Task objective:
Search the records for the string "true". Copy each line where it occurs.
Start of Source data
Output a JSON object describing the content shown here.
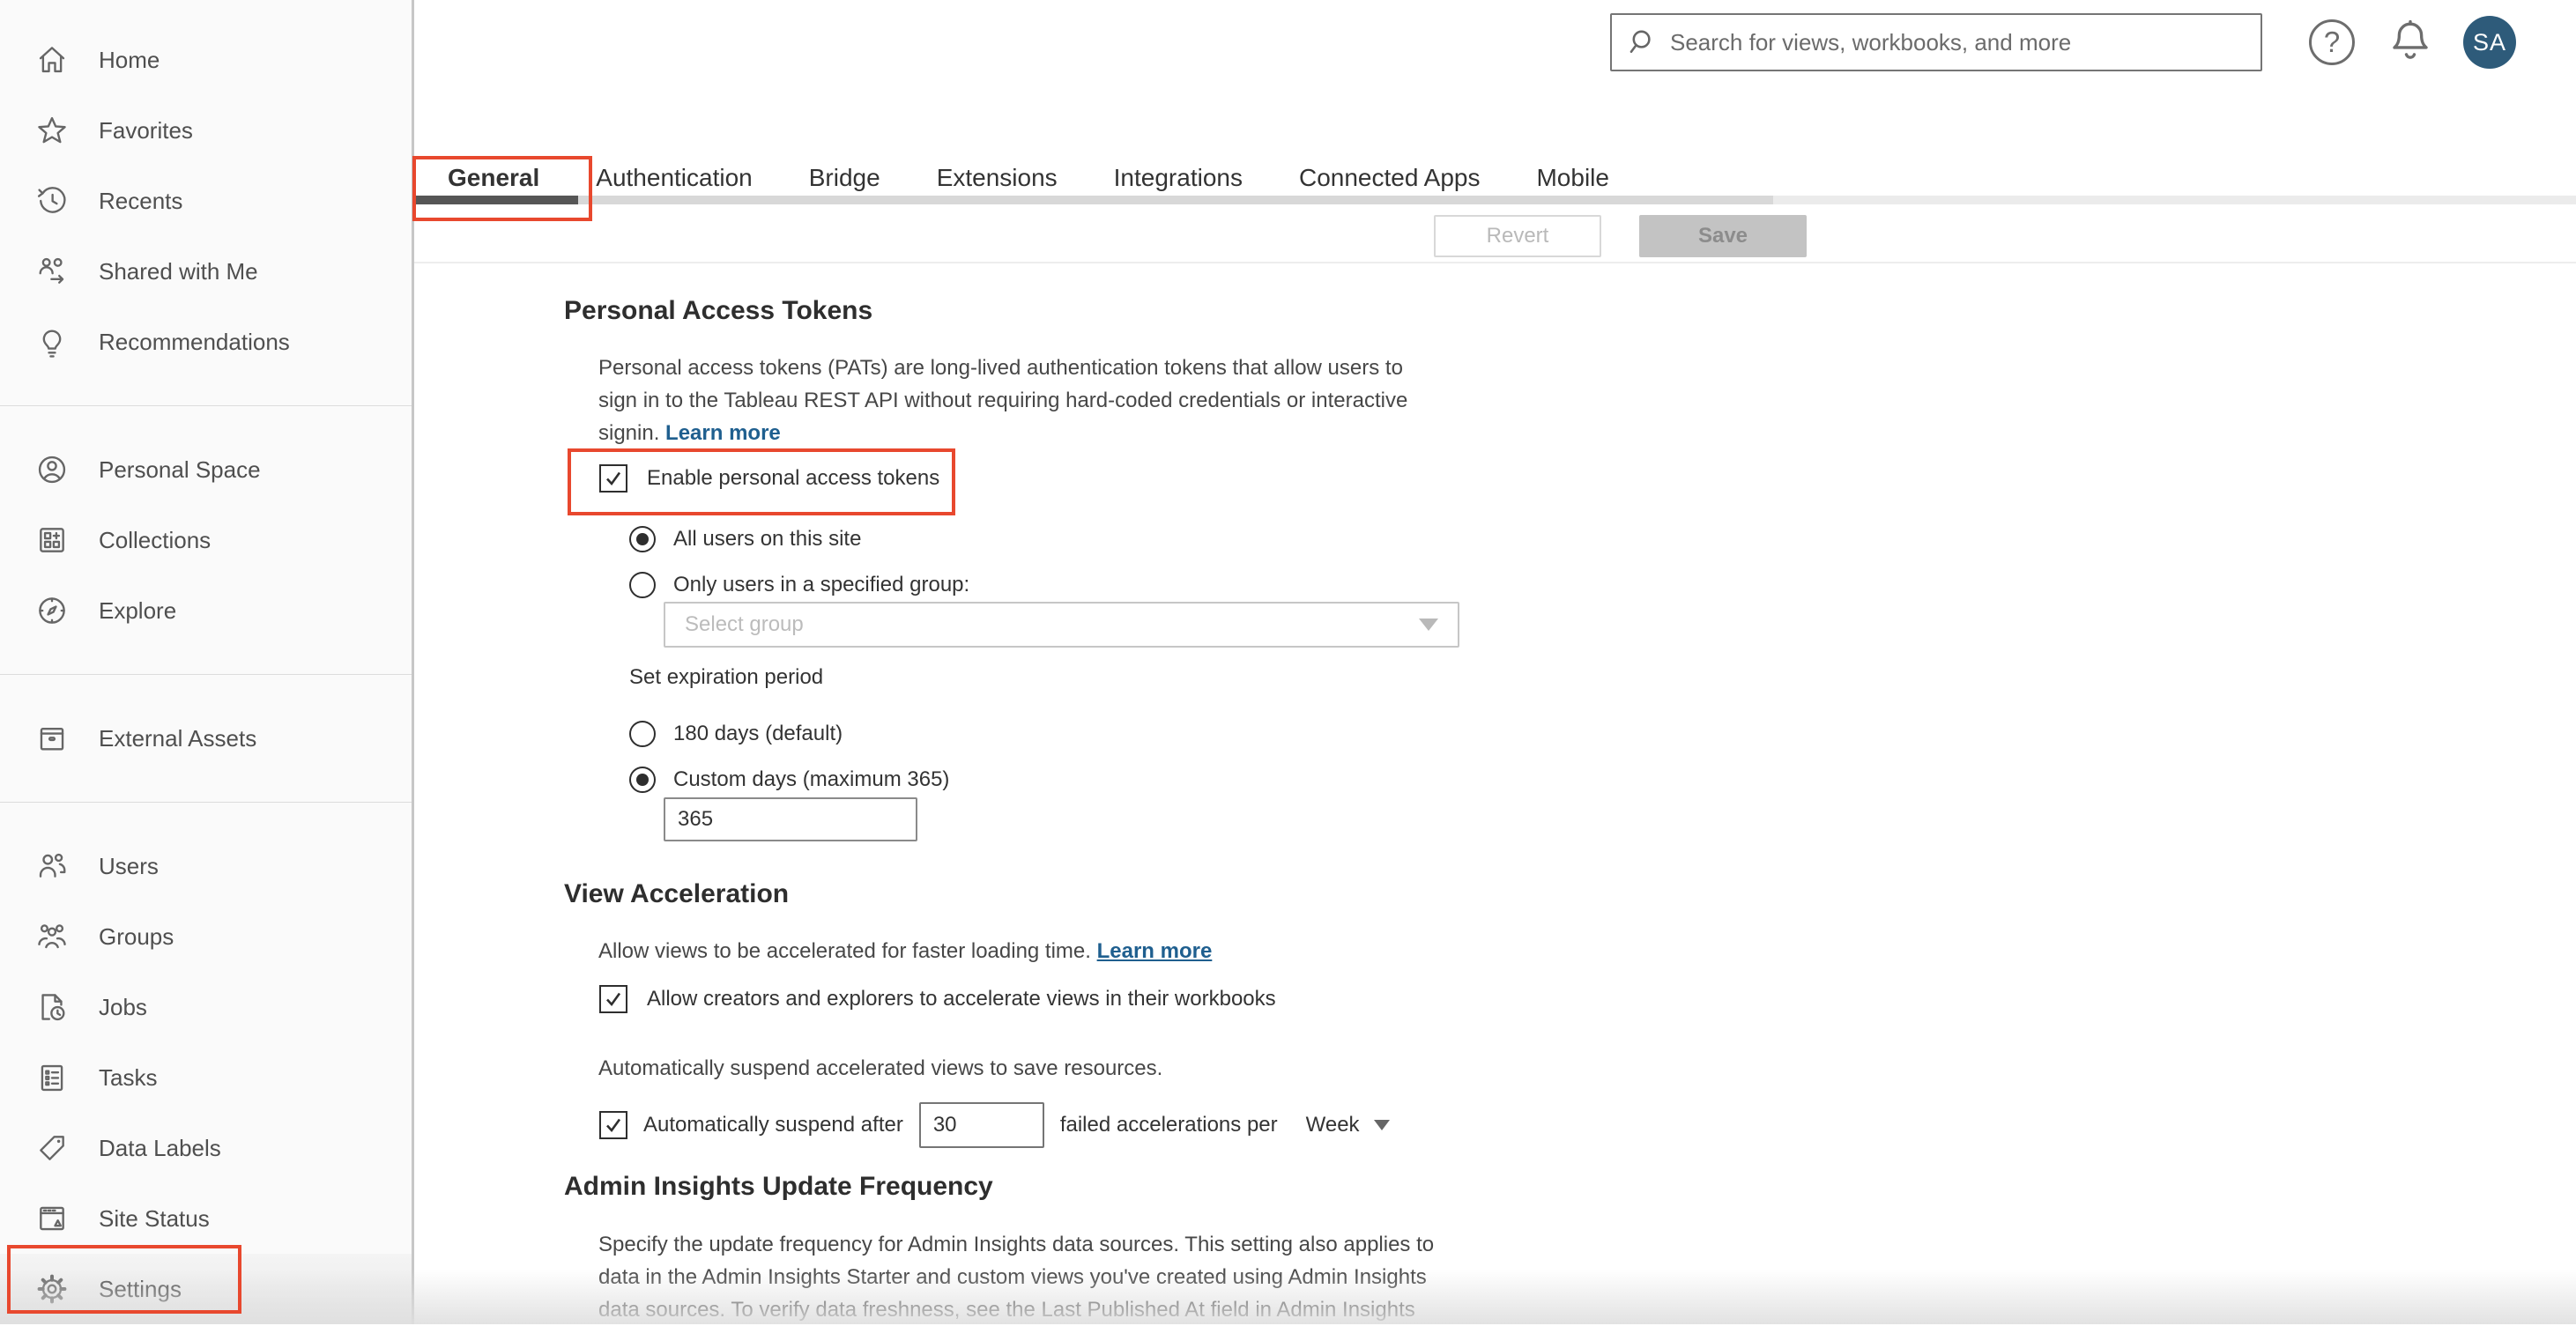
{
  "header": {
    "search_placeholder": "Search for views, workbooks, and more",
    "help_glyph": "?",
    "avatar_initials": "SA"
  },
  "sidebar": {
    "sections": [
      {
        "items": [
          {
            "label": "Home",
            "icon": "home-icon"
          },
          {
            "label": "Favorites",
            "icon": "star-icon"
          },
          {
            "label": "Recents",
            "icon": "recents-clock-icon"
          },
          {
            "label": "Shared with Me",
            "icon": "shared-with-me-icon"
          },
          {
            "label": "Recommendations",
            "icon": "lightbulb-icon"
          }
        ]
      },
      {
        "items": [
          {
            "label": "Personal Space",
            "icon": "person-circle-icon"
          },
          {
            "label": "Collections",
            "icon": "collections-icon"
          },
          {
            "label": "Explore",
            "icon": "compass-icon"
          }
        ]
      },
      {
        "items": [
          {
            "label": "External Assets",
            "icon": "archive-box-icon"
          }
        ]
      },
      {
        "items": [
          {
            "label": "Users",
            "icon": "users-icon"
          },
          {
            "label": "Groups",
            "icon": "groups-icon"
          },
          {
            "label": "Jobs",
            "icon": "jobs-icon"
          },
          {
            "label": "Tasks",
            "icon": "tasks-icon"
          },
          {
            "label": "Data Labels",
            "icon": "tag-icon"
          },
          {
            "label": "Site Status",
            "icon": "site-status-icon"
          },
          {
            "label": "Settings",
            "icon": "gear-icon",
            "selected": true
          }
        ]
      }
    ]
  },
  "tabs": {
    "items": [
      {
        "label": "General",
        "selected": true
      },
      {
        "label": "Authentication"
      },
      {
        "label": "Bridge"
      },
      {
        "label": "Extensions"
      },
      {
        "label": "Integrations"
      },
      {
        "label": "Connected Apps"
      },
      {
        "label": "Mobile"
      }
    ]
  },
  "actions": {
    "revert": "Revert",
    "save": "Save"
  },
  "sections": {
    "pat": {
      "title": "Personal Access Tokens",
      "description": "Personal access tokens (PATs) are long-lived authentication tokens that allow users to sign in to the Tableau REST API without requiring hard-coded credentials or interactive signin.",
      "learn_more": "Learn more",
      "enable_label": "Enable personal access tokens",
      "enable_checked": true,
      "radio_all_users": "All users on this site",
      "radio_all_users_selected": true,
      "radio_group": "Only users in a specified group:",
      "radio_group_selected": false,
      "select_group_placeholder": "Select group",
      "expiration_label": "Set expiration period",
      "radio_180": "180 days (default)",
      "radio_180_selected": false,
      "radio_custom": "Custom days (maximum 365)",
      "radio_custom_selected": true,
      "custom_days_value": "365"
    },
    "view_acceleration": {
      "title": "View Acceleration",
      "description": "Allow views to be accelerated for faster loading time.",
      "learn_more": "Learn more",
      "allow_label": "Allow creators and explorers to accelerate views in their workbooks",
      "allow_checked": true,
      "suspend_description": "Automatically suspend accelerated views to save resources.",
      "suspend_checked": true,
      "suspend_prefix": "Automatically suspend after",
      "suspend_value": "30",
      "suspend_suffix": "failed accelerations per",
      "period_value": "Week"
    },
    "admin_insights": {
      "title": "Admin Insights Update Frequency",
      "description": "Specify the update frequency for Admin Insights data sources. This setting also applies to data in the Admin Insights Starter and custom views you've created using Admin Insights data sources. To verify data freshness, see the Last Published At field in Admin Insights"
    }
  },
  "colors": {
    "annotation_red": "#e8482e",
    "link_blue": "#1f5f8f",
    "avatar_bg": "#2e5b7a",
    "sidebar_bg": "#fafafa",
    "tab_thumb": "#565656",
    "save_button_bg": "#c3c3c3"
  }
}
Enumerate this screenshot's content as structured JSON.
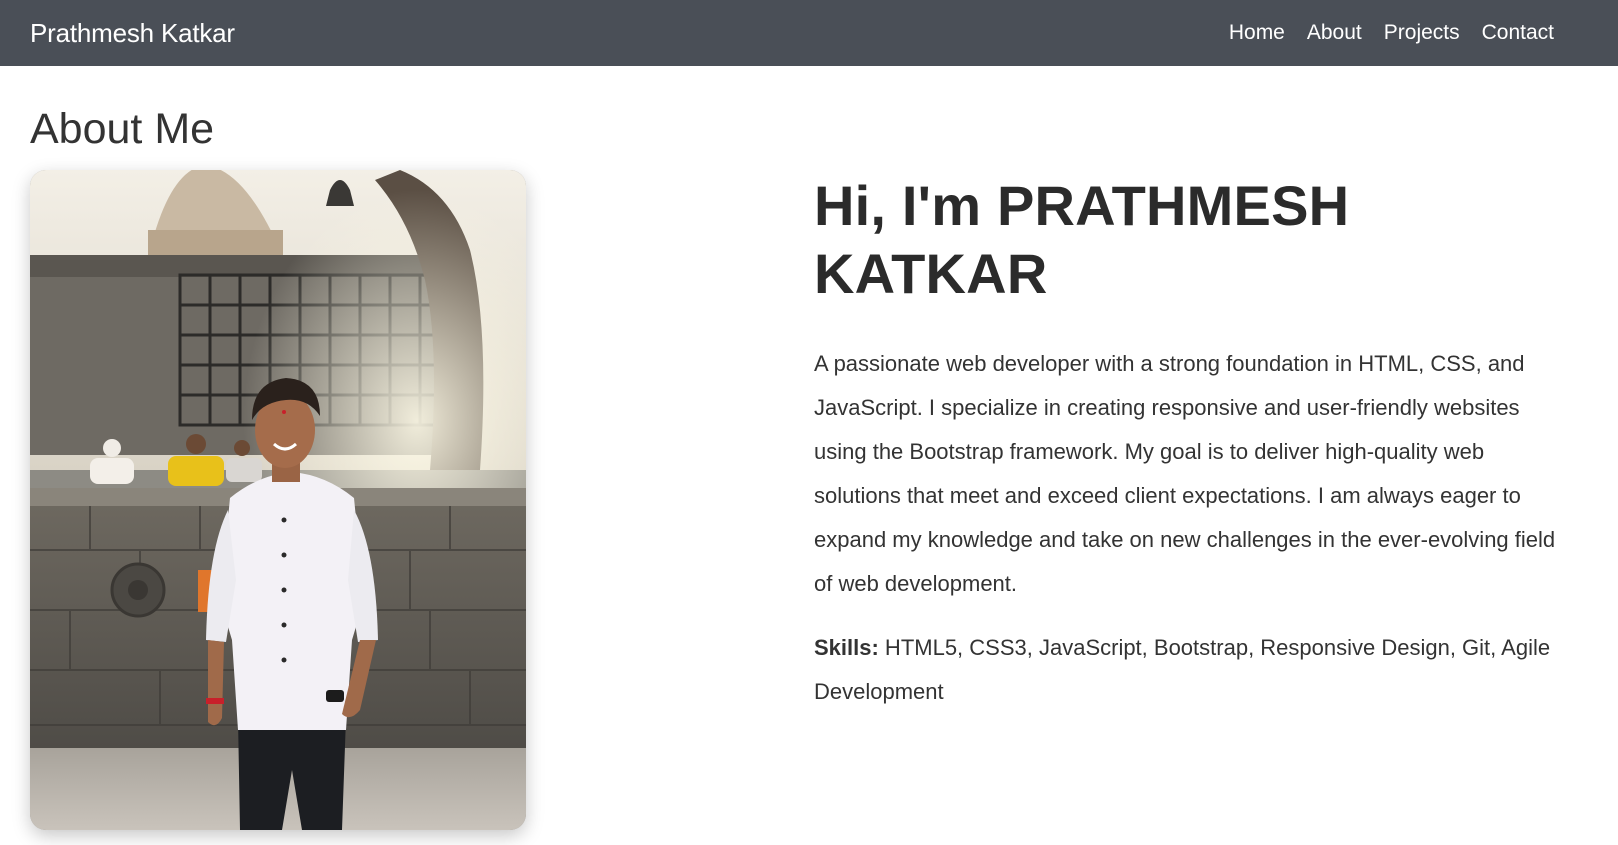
{
  "navbar": {
    "brand": "Prathmesh Katkar",
    "links": [
      {
        "label": "Home"
      },
      {
        "label": "About"
      },
      {
        "label": "Projects"
      },
      {
        "label": "Contact"
      }
    ],
    "background": "#4a4f57"
  },
  "about": {
    "title": "About Me",
    "photo_icon": "profile-photo",
    "greeting": "Hi, I'm PRATHMESH KATKAR",
    "bio": "A passionate web developer with a strong foundation in HTML, CSS, and JavaScript. I specialize in creating responsive and user-friendly websites using the Bootstrap framework. My goal is to deliver high-quality web solutions that meet and exceed client expectations. I am always eager to expand my knowledge and take on new challenges in the ever-evolving field of web development.",
    "skills_label": "Skills:",
    "skills_value": " HTML5, CSS3, JavaScript, Bootstrap, Responsive Design, Git, Agile Development"
  }
}
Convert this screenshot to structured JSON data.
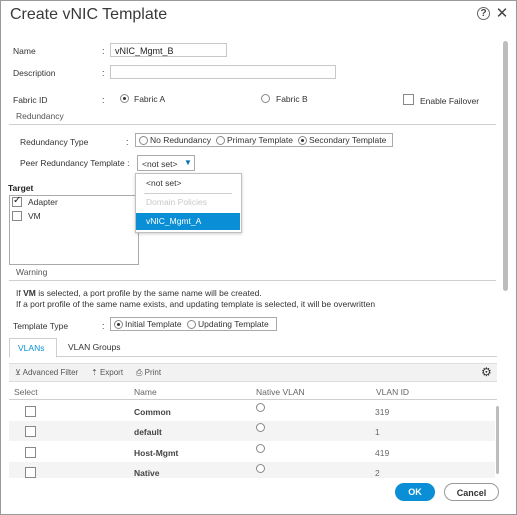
{
  "window": {
    "title": "Create vNIC Template",
    "help_glyph": "?",
    "close_glyph": "✕"
  },
  "form": {
    "name_label": "Name",
    "name_value": "vNIC_Mgmt_B",
    "description_label": "Description",
    "description_value": "",
    "fabric_label": "Fabric ID",
    "fabric_a": "Fabric A",
    "fabric_b": "Fabric B",
    "fabric_selected": "Fabric A",
    "enable_failover": "Enable Failover",
    "colon": ":"
  },
  "redundancy": {
    "section": "Redundancy",
    "type_label": "Redundancy Type",
    "options": [
      "No Redundancy",
      "Primary Template",
      "Secondary Template"
    ],
    "selected": "Secondary Template",
    "peer_label": "Peer Redundancy Template :",
    "peer_value": "<not set>",
    "peer_options": [
      "<not set>",
      "Domain Policies",
      "vNIC_Mgmt_A"
    ],
    "peer_highlighted": "vNIC_Mgmt_A"
  },
  "target": {
    "label": "Target",
    "items": [
      {
        "label": "Adapter",
        "checked": true
      },
      {
        "label": "VM",
        "checked": false
      }
    ]
  },
  "warning": {
    "section": "Warning",
    "line1_a": "If ",
    "line1_b": "VM",
    "line1_c": " is selected, a port profile by the same name will be created.",
    "line2": "If a port profile of the same name exists, and updating template is selected, it will be overwritten"
  },
  "template_type": {
    "label": "Template Type",
    "options": [
      "Initial Template",
      "Updating Template"
    ],
    "selected": "Initial Template"
  },
  "tabs": [
    "VLANs",
    "VLAN Groups"
  ],
  "toolbar": {
    "filter": "Advanced Filter",
    "export": "Export",
    "print": "Print",
    "settings_glyph": "⚙"
  },
  "table": {
    "headers": [
      "Select",
      "Name",
      "Native VLAN",
      "VLAN ID"
    ],
    "rows": [
      {
        "name": "Common",
        "vlan_id": "319"
      },
      {
        "name": "default",
        "vlan_id": "1"
      },
      {
        "name": "Host-Mgmt",
        "vlan_id": "419"
      },
      {
        "name": "Native",
        "vlan_id": "2"
      }
    ]
  },
  "buttons": {
    "ok": "OK",
    "cancel": "Cancel"
  },
  "colors": {
    "accent": "#0a8fd6",
    "selected_row": "#0a8fd6"
  }
}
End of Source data
Output for this task:
            "selected": true
        "selected": true
      "enable_checked": true,
      "radio_all_users_selected": true,
      "radio_custom_selected": true,
      "allow_checked": true,
      "suspend_checked": true,
        "checked": true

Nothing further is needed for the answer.